» **What you will do**
Return the lines below that contain the word "score".

Data entries

· · · · ·

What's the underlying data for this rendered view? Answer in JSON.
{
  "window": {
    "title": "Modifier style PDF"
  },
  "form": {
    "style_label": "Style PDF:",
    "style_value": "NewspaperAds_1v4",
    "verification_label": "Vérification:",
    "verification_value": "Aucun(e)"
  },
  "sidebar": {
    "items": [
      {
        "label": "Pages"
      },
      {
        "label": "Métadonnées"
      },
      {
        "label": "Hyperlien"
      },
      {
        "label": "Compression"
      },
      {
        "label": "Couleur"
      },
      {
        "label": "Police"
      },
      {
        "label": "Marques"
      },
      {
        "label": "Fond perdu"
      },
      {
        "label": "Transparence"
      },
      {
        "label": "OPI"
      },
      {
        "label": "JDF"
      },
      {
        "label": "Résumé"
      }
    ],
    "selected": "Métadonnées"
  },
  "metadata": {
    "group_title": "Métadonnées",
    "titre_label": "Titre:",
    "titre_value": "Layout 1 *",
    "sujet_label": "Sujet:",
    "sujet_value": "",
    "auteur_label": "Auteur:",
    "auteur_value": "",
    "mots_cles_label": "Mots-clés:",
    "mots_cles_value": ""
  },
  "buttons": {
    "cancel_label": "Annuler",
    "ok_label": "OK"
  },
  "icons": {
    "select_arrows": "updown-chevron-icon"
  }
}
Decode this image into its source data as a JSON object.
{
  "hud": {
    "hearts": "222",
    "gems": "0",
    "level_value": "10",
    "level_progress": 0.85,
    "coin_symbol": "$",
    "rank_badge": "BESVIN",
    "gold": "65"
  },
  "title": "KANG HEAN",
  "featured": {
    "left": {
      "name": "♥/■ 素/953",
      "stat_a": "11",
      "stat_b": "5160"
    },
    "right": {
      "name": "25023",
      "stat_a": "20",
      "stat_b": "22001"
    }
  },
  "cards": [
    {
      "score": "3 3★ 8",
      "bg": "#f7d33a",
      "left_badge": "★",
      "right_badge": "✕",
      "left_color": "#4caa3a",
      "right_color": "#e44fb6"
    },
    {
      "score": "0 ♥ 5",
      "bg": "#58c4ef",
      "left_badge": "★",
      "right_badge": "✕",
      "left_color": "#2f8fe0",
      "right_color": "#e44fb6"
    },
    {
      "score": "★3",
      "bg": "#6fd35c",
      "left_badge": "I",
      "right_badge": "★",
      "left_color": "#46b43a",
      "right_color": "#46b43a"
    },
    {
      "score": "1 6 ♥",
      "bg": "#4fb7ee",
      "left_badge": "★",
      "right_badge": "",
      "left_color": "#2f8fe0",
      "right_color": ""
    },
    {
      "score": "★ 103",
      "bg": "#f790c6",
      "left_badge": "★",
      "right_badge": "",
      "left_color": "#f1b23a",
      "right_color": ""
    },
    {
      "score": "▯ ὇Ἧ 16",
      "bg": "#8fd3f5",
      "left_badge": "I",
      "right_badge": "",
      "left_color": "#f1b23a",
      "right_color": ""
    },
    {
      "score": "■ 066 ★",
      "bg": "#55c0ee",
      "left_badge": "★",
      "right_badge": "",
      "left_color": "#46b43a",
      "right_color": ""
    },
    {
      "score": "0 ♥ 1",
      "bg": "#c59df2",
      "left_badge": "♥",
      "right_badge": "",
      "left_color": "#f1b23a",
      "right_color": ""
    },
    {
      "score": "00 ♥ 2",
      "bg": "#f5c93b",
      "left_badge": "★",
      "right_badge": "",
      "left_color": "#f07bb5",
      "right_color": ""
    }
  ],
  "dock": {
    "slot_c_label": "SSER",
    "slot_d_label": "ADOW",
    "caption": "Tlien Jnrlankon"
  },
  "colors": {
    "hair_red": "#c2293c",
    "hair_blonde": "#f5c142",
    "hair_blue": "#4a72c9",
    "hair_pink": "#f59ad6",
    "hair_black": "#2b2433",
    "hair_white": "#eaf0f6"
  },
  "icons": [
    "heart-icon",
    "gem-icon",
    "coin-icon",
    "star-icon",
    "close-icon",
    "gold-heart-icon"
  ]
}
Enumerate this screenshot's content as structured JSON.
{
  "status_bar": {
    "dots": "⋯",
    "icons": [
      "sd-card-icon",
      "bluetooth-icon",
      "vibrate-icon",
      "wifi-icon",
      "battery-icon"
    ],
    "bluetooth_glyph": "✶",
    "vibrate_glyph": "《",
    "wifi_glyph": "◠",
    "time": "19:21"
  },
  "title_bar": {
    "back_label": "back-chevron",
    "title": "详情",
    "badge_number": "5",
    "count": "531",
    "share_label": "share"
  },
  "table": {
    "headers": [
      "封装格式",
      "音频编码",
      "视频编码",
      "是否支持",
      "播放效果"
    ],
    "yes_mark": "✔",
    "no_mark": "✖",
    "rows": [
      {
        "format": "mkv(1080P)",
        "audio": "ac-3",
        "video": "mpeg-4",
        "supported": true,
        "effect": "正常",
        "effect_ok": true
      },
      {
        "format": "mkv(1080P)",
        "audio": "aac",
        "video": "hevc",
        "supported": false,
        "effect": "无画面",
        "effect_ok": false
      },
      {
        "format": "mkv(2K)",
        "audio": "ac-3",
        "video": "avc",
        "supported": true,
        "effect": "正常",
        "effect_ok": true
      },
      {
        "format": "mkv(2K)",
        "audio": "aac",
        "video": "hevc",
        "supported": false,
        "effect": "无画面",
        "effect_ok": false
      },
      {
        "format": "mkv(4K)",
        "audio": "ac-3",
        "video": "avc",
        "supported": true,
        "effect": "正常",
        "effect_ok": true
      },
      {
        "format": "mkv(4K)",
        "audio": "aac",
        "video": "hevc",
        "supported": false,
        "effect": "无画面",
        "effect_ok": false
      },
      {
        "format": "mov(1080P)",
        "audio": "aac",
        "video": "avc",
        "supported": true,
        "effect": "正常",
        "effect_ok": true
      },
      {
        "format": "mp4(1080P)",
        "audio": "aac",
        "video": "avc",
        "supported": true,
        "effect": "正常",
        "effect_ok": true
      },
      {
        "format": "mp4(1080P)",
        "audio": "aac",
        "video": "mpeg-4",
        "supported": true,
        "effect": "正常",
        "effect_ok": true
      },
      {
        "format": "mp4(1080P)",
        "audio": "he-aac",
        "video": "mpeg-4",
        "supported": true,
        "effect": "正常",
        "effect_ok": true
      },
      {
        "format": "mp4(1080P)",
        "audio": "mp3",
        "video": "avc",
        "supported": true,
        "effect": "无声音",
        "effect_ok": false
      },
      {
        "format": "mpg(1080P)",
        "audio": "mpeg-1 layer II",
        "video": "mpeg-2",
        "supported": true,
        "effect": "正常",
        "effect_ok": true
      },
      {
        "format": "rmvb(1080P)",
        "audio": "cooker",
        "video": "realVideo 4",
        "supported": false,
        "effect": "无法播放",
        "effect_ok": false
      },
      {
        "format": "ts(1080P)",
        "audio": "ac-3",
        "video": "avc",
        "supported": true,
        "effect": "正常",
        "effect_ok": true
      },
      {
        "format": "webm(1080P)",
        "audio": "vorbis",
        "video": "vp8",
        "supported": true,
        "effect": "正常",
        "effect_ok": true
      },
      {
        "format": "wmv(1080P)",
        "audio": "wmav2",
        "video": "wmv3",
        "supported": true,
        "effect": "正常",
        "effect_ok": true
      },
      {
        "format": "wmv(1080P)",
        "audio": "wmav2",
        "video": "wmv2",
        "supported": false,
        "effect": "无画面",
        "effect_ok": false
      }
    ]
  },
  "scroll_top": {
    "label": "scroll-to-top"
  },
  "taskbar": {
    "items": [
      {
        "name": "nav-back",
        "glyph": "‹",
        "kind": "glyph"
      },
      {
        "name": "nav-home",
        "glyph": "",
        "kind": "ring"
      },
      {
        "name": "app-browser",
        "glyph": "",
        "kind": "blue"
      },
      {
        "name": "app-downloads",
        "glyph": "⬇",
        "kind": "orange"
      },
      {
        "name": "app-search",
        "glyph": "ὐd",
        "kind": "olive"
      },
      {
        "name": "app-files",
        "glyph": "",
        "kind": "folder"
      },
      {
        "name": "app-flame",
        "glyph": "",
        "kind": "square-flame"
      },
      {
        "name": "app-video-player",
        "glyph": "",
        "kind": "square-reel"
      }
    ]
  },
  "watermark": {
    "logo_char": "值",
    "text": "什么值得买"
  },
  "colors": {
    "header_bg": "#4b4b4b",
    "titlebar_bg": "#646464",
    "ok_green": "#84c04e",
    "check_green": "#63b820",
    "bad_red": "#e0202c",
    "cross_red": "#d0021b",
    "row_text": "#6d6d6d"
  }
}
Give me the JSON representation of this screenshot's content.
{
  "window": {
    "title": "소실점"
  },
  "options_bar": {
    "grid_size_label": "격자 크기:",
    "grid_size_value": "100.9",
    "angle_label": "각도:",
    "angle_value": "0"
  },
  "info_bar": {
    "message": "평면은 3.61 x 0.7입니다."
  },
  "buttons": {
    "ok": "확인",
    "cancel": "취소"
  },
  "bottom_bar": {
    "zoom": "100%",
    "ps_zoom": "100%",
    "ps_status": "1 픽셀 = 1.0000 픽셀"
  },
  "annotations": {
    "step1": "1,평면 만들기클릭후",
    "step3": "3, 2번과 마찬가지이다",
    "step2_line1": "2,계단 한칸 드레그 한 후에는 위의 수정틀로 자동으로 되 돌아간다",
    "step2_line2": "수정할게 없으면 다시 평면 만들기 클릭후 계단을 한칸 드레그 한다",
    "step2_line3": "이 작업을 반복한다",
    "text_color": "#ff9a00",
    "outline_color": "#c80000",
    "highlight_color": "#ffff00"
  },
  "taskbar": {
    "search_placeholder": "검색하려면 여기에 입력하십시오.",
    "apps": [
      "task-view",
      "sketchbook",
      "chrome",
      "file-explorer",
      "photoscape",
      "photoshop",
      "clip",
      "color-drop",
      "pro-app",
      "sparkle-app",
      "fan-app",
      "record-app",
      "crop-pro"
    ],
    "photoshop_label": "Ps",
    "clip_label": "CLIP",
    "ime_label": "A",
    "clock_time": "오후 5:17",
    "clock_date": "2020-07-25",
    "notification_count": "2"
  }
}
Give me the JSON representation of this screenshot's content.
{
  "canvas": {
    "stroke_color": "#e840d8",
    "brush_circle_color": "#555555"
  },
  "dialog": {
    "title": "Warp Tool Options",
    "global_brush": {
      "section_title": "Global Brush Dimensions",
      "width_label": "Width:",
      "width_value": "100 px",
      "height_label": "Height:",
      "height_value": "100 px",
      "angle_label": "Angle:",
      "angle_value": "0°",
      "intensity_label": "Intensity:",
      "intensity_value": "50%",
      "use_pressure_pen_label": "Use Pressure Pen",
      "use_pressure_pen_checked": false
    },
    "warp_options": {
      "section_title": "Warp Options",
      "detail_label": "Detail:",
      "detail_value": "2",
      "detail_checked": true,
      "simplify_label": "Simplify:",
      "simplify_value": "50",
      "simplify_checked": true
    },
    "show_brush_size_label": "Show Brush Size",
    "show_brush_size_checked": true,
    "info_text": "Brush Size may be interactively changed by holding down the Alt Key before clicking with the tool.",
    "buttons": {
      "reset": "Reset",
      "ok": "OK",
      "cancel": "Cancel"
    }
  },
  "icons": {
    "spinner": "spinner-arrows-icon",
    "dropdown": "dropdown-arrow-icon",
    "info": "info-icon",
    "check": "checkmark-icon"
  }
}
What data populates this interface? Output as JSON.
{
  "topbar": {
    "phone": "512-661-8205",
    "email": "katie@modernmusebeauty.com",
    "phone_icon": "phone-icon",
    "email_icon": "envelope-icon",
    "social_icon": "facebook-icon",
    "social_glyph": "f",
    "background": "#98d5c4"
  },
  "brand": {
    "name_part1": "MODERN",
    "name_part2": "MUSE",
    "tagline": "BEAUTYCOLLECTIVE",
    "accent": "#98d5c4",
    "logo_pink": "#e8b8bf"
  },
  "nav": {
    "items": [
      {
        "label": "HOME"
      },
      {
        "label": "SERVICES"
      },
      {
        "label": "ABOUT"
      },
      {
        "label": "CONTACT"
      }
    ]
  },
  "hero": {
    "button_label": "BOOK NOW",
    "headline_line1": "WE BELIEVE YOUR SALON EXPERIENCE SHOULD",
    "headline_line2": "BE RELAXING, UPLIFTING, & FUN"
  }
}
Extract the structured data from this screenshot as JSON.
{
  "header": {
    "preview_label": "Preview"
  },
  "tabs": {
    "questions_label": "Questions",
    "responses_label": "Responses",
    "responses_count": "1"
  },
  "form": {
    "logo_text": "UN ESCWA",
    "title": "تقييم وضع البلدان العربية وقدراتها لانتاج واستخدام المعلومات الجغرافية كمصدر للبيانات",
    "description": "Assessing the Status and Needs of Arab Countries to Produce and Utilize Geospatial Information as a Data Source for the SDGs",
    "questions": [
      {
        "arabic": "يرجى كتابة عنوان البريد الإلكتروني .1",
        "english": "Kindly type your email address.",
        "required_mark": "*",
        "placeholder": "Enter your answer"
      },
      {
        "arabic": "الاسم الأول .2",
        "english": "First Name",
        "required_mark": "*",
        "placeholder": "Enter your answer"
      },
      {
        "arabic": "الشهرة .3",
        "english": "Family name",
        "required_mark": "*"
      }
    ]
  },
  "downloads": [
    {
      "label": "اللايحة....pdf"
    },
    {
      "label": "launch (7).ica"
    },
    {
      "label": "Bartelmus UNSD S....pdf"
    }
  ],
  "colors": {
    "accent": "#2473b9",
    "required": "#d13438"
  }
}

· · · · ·

» **Written reply**
      "score": "3 3★ 8",
      "score": "0 ♥ 5",
      "score": "★3",
      "score": "1 6 ♥",
      "score": "★ 103",
      "score": "▯ ὇Ἧ 16",
      "score": "■ 066 ★",
      "score": "0 ♥ 1",
      "score": "00 ♥ 2",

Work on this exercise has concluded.